=== Section Start ===

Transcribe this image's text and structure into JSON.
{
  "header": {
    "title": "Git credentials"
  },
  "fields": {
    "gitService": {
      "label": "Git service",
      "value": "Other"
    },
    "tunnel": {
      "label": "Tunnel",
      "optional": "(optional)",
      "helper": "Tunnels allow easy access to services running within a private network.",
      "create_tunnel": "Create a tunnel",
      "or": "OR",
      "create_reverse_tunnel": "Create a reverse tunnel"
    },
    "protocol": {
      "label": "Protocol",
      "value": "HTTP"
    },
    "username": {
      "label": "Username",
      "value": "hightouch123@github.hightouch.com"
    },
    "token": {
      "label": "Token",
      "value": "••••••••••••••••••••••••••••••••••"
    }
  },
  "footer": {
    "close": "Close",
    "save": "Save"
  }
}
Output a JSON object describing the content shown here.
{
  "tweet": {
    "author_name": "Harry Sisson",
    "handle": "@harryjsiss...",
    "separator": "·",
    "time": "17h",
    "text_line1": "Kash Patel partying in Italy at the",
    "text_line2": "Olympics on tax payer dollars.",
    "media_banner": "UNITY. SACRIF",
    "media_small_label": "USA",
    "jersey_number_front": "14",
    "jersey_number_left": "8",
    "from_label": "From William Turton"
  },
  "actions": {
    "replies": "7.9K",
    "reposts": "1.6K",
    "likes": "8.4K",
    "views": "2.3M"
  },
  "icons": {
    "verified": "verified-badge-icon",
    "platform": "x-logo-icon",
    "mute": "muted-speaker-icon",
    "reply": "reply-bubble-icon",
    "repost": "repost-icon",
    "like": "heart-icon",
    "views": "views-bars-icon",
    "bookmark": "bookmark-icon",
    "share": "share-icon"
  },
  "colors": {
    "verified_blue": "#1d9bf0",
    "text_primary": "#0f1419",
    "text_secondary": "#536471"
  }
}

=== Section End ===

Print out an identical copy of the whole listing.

SOLUTION FOR THIS PROBLEM:
Transcribe this image's text and structure into JSON.
{
  "header": {
    "title": "Git credentials"
  },
  "fields": {
    "gitService": {
      "label": "Git service",
      "value": "Other"
    },
    "tunnel": {
      "label": "Tunnel",
      "optional": "(optional)",
      "helper": "Tunnels allow easy access to services running within a private network.",
      "create_tunnel": "Create a tunnel",
      "or": "OR",
      "create_reverse_tunnel": "Create a reverse tunnel"
    },
    "protocol": {
      "label": "Protocol",
      "value": "HTTP"
    },
    "username": {
      "label": "Username",
      "value": "hightouch123@github.hightouch.com"
    },
    "token": {
      "label": "Token",
      "value": "••••••••••••••••••••••••••••••••••"
    }
  },
  "footer": {
    "close": "Close",
    "save": "Save"
  }
}
Output a JSON object describing the content shown here.
{
  "tweet": {
    "author_name": "Harry Sisson",
    "handle": "@harryjsiss...",
    "separator": "·",
    "time": "17h",
    "text_line1": "Kash Patel partying in Italy at the",
    "text_line2": "Olympics on tax payer dollars.",
    "media_banner": "UNITY. SACRIF",
    "media_small_label": "USA",
    "jersey_number_front": "14",
    "jersey_number_left": "8",
    "from_label": "From William Turton"
  },
  "actions": {
    "replies": "7.9K",
    "reposts": "1.6K",
    "likes": "8.4K",
    "views": "2.3M"
  },
  "icons": {
    "verified": "verified-badge-icon",
    "platform": "x-logo-icon",
    "mute": "muted-speaker-icon",
    "reply": "reply-bubble-icon",
    "repost": "repost-icon",
    "like": "heart-icon",
    "views": "views-bars-icon",
    "bookmark": "bookmark-icon",
    "share": "share-icon"
  },
  "colors": {
    "verified_blue": "#1d9bf0",
    "text_primary": "#0f1419",
    "text_secondary": "#536471"
  }
}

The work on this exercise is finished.